At the same time, the team is building a business model with which they will convince universities to try their technology. “If someone goes to study in Great Britain, the university will verify all their previous diplomas and pay for it. But we turned this on its head and said, why wouldn’t the university that issues the diploma earn something from it. Additionally, the universities will be able to issue certificates and diplomas free-of-charge for the first two years,” is how Jure Zih explained the advantages of their service and added that they’re still looking for other potential business models.
The team is financed by private investors and they are planning the initial coin offering in May or June, but they are very reserved about discussing the desired amount of the collected money. They find work and product development more important, says Zih, who has found himself in the role of a startup founder for the first time. However, his experience reaches all the way to Boston, where he had spent five years as the CMO in the Slovenian company Databox.
Leading in blockchain, but already lacking potential staff
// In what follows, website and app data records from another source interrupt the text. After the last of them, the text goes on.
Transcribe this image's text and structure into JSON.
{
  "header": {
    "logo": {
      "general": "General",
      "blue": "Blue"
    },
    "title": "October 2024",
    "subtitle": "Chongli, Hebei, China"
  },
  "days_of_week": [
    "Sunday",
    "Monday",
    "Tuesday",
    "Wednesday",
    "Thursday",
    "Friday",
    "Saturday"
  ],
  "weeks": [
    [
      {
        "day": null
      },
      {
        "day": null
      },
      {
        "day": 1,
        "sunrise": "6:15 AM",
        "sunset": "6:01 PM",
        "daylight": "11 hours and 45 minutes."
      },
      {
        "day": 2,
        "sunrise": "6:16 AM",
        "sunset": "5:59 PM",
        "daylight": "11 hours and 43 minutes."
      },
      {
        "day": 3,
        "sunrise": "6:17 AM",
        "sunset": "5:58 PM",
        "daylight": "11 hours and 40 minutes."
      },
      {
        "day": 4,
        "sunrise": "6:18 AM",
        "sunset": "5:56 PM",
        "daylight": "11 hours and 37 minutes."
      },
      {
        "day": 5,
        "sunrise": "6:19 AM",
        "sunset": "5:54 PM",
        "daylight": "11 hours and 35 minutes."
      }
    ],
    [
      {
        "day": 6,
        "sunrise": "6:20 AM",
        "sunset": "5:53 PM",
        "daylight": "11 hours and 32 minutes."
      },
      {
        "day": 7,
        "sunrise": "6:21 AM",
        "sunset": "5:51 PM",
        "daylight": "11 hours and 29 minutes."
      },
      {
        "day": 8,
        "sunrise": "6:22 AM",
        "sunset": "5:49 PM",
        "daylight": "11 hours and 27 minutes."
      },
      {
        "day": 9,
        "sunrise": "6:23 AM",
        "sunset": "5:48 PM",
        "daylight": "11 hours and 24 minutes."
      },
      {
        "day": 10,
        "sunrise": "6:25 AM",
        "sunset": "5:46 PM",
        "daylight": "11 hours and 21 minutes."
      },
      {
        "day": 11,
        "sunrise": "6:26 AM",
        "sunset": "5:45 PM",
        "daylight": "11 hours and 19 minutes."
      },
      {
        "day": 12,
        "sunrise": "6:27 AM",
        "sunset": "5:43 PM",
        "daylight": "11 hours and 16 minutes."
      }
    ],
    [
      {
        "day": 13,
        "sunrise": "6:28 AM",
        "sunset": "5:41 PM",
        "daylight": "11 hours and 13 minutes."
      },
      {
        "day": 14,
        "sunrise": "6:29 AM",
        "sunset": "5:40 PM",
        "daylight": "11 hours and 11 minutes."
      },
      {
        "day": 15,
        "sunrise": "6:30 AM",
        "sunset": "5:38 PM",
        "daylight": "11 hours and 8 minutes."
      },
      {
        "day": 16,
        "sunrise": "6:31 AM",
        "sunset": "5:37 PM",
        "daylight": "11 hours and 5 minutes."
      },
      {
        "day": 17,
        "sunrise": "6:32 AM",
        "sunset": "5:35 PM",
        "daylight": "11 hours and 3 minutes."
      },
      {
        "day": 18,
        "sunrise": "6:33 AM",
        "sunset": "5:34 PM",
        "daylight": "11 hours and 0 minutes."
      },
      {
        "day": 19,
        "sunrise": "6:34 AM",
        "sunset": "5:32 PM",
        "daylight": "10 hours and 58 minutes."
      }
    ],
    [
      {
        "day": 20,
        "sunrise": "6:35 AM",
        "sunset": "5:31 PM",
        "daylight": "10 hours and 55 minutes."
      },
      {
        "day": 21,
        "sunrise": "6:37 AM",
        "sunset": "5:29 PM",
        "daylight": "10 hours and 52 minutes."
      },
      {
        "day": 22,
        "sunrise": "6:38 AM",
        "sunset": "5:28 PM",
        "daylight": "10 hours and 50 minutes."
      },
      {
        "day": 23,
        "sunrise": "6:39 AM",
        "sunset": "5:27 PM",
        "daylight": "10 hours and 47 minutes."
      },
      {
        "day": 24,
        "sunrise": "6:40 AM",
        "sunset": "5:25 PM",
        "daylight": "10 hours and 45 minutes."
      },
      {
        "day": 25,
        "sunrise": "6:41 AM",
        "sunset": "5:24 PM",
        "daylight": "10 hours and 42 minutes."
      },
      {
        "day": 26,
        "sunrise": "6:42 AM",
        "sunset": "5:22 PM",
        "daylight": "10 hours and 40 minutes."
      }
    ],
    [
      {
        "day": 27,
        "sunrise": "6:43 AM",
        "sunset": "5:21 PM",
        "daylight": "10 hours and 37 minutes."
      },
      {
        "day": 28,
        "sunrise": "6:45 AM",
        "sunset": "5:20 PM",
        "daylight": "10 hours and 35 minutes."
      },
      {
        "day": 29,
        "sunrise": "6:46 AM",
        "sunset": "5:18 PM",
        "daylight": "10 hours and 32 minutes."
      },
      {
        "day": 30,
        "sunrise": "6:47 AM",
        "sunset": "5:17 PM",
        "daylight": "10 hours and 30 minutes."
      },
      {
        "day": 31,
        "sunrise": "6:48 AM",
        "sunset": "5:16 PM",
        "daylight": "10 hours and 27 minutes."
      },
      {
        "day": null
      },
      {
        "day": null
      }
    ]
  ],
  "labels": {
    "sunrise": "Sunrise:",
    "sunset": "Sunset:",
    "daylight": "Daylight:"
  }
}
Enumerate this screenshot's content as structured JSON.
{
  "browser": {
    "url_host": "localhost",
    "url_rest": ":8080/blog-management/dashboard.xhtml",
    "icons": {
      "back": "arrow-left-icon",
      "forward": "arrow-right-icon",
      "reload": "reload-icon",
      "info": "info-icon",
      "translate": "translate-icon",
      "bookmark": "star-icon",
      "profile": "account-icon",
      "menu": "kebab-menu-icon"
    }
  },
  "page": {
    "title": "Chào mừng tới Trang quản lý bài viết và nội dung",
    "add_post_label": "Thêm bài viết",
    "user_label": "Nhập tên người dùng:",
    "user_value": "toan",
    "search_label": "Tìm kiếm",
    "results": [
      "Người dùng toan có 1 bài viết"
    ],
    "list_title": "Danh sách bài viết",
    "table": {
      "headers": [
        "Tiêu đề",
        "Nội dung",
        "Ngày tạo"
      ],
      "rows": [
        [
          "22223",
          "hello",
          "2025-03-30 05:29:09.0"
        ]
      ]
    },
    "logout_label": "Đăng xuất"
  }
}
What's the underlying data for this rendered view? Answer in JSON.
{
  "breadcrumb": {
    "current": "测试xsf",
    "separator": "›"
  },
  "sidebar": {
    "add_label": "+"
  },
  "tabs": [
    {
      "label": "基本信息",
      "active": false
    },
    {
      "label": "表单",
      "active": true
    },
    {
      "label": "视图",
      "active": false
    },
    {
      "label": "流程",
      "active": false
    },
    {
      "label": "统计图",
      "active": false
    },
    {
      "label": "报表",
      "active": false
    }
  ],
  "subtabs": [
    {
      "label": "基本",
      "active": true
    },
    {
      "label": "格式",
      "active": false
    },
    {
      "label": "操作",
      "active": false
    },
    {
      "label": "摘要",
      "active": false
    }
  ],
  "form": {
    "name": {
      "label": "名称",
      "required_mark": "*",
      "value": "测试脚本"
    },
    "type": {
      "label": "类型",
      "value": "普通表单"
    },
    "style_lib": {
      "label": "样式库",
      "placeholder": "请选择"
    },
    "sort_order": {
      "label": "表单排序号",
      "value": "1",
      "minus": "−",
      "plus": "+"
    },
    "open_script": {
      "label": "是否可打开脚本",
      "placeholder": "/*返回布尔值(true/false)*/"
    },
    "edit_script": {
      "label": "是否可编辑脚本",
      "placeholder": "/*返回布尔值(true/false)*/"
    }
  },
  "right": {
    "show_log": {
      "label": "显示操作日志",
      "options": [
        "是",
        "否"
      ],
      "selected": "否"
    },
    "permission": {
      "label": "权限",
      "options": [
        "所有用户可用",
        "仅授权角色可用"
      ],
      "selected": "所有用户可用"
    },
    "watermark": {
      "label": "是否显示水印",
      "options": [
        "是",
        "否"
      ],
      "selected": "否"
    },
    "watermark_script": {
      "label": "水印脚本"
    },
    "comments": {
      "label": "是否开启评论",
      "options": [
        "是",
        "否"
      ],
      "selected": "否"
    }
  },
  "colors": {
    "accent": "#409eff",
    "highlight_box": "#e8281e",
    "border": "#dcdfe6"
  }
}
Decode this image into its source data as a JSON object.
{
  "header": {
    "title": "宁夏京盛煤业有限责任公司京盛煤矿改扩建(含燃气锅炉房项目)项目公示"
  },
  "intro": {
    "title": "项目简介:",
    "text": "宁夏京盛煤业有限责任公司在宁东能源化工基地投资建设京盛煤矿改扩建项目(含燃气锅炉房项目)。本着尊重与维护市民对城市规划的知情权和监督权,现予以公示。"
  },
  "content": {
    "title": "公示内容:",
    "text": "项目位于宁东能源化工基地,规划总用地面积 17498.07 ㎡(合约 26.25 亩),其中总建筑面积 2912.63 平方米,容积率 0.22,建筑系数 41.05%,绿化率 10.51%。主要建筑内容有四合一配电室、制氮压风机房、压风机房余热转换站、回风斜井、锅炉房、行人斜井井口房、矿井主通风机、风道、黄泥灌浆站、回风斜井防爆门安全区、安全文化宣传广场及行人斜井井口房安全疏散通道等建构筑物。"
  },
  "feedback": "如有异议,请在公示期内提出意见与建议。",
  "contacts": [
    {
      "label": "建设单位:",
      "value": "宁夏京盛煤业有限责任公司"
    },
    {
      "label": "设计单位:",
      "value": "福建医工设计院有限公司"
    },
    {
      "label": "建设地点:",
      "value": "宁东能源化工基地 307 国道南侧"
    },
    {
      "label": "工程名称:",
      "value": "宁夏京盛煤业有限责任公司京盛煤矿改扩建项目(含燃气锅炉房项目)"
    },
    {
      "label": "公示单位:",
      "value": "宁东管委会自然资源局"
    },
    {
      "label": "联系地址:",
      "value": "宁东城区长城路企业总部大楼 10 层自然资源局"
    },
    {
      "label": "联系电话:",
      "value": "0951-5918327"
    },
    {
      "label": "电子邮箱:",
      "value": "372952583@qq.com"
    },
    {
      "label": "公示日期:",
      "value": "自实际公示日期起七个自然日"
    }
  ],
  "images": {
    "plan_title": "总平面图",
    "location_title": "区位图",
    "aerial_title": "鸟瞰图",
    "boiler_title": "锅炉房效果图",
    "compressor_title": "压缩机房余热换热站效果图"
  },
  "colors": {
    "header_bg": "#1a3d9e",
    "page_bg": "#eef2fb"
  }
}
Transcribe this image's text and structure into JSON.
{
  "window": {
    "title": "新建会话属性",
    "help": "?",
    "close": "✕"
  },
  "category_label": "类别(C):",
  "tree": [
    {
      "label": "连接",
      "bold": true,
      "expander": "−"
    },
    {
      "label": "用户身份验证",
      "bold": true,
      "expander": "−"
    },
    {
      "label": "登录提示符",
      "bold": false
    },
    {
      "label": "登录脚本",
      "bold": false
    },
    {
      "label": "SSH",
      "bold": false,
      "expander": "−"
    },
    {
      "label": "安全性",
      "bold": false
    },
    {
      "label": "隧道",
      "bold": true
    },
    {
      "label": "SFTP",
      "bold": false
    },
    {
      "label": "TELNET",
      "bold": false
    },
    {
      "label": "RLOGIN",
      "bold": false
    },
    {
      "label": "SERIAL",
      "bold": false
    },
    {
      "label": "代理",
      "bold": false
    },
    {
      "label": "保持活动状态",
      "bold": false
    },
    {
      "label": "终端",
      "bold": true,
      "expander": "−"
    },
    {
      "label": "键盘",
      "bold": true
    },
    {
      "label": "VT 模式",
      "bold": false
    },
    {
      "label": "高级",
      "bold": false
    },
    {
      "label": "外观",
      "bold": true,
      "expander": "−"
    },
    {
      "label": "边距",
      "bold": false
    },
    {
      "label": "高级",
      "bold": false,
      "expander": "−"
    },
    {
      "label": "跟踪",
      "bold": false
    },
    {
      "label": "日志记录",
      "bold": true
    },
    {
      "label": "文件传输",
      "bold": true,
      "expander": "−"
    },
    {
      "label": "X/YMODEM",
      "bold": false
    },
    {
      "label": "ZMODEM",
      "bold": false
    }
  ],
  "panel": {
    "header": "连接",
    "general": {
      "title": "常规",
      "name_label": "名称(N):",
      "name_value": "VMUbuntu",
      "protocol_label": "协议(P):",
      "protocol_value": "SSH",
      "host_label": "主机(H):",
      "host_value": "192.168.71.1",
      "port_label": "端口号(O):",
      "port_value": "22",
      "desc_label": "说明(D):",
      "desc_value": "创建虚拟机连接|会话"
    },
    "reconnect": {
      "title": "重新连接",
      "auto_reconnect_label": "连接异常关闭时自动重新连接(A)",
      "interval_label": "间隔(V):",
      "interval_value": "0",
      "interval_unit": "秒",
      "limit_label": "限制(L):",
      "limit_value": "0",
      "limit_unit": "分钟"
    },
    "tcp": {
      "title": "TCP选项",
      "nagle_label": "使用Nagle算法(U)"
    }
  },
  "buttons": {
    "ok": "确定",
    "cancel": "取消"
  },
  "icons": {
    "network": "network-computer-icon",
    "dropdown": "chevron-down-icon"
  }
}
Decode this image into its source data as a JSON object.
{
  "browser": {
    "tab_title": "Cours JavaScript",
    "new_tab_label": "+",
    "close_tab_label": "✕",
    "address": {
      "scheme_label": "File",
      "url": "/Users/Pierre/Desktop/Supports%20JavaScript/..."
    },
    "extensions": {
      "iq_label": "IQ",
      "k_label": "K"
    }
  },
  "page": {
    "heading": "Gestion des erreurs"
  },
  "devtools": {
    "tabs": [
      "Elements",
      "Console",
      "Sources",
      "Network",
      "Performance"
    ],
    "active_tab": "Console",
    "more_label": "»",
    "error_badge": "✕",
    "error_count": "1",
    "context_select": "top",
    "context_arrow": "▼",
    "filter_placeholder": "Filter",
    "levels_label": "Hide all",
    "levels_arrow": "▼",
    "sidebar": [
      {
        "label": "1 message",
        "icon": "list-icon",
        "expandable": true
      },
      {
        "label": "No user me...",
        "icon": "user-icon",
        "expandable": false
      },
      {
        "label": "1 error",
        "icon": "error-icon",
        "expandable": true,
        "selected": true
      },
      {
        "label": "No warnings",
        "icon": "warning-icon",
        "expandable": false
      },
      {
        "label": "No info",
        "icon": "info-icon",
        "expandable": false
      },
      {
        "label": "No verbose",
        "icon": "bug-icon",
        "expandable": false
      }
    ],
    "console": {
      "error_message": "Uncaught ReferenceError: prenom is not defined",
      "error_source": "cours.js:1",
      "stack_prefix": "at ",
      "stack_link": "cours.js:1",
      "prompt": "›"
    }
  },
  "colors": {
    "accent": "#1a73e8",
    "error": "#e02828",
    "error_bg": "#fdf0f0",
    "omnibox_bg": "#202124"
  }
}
When he returned to Slovenia, he had his own agency for a while, but then founders of Doctrina convinced him to become their director of growth. “Now I have found myself in the founder role for the first time, but everything is easier because I have such a phenomenal team beside me. Kristjan Sedlak has 20 years of experience with open-source programming, I’ve also worked with other members before or Jure Pučko and Tomaž Erjavec, Doctrina founders, knew them,” says Zih, who has noticed that it is incredibly difficult to find blockchain experts in Slovenia, even though Slovenia is one of the strongest communities in this domain.
“Some friends in Boston, for example, don’t even know what the cryptoworld is,” he compared the American and Slovenian blockchain community. That is why Zih wants the government to react to the needs of cryptoprojects faster, especially when it comes to ICO campaigns. “We wish to make it by following the rules of Slovenian legislation and we are probably one of the few or even the only ones who will carry it out without front companies abroad,” he emphasized.
Hosting a consultant from the US
In collaboration with the Slovenian Blockchain Association, 0xcert is organizing an event on Thursday, 26 April at 18 o’clock in the Sputnik café. They are hosting the author of the new technological standard ERC721, which is also the basis of the 0xcert protocol and which allows for the certificates to be stored in the user’s wallet. William Entriken, coming from Philadelphia, US, has joined 0xcert consultants, which already include an established team of Slovenian and international experts. Besides Tomaž Erjavec (Doctrina), the consulting team includes Draško Veselinovič (SBRA), Alenka Braček Lalič (IEDC Bled), Matej Kovačič (E&Y), dr. Montu Saxena (Cambridge University) and Simon Belak (Metabase).
Read the article on Dnevnik.si (in Slovene).